Jun 28 2022
ACES researchers have developed a new technique in the field of electrospinning, led by ACES PhD student Alex Nagle.
Alex, who recently submitted his thesis, was behind the new discovery and has since shared his findings in a paper that was recently accepted for publication in IOP Nanotechnology.
Titled ‘Patterning and Process Parameter Effects in 3D Suspension Near-Field Electrospinning of Nanoarrays’, the article covers how we can create new kinds of nanofibrous structures using a Suspension Near-Field Electrospinning technique developed here at ACES headquarters in Wollongong.
Co-authors for the paper included Dr Cormac Fay, ACES Director Prof Gordon Wallace and ACES Chief Investigators Prof Michael Higgins and Prof Xungai Wang as well as ACES Engineer Prof Zhigang Xie from our ACES Deakin node.
“The paper describes the ways in which we can vary inputs to control fibre diameter, direction and mesh density,” said Alex.
“Further we devised several new complex 3D structures of nanofibres in 3D free space using newly tested patterns. This has implications for future research – now we can replicate the 3D nanofibrous proteins of certain brain tissues.”

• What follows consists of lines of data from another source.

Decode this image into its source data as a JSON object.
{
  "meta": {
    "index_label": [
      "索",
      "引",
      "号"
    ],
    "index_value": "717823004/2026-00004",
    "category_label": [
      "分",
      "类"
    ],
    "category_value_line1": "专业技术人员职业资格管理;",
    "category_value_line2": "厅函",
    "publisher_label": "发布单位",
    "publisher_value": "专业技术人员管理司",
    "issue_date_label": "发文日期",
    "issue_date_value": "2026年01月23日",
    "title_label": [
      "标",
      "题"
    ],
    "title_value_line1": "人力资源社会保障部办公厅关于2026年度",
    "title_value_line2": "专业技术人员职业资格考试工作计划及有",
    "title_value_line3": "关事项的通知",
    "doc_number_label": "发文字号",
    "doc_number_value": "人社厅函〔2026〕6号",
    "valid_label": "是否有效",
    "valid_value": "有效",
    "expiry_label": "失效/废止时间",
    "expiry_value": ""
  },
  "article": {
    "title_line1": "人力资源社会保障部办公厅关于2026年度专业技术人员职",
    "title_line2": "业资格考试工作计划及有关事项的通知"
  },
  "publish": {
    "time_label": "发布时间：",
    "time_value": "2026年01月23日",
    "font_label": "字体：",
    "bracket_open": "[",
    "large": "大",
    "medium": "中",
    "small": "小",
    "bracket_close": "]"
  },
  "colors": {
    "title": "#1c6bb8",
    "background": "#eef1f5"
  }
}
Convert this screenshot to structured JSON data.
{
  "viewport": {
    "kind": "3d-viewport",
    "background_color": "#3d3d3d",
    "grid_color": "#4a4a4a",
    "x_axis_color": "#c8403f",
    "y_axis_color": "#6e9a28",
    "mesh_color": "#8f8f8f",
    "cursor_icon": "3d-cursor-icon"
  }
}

The research follows up on what was first discussed in the article, ‘A direct 3D suspension near-field electrospinning technique for the fabrication of polymer nanoarrays’, also published in IOP Nanotechnology earlier this year.
“This work has made a major advance in translating additive nanofabrication from 2D to 3D,” said Prof Wang.
“The nanofabrication system developed by the ACES team will allow us and others to explore 3D fibrous constructs for a range of applications.”
Future work will investigate the effects of these structures in tissue engineering applications.
Access the paper here.
You can also read our PhD Interview with Alex here.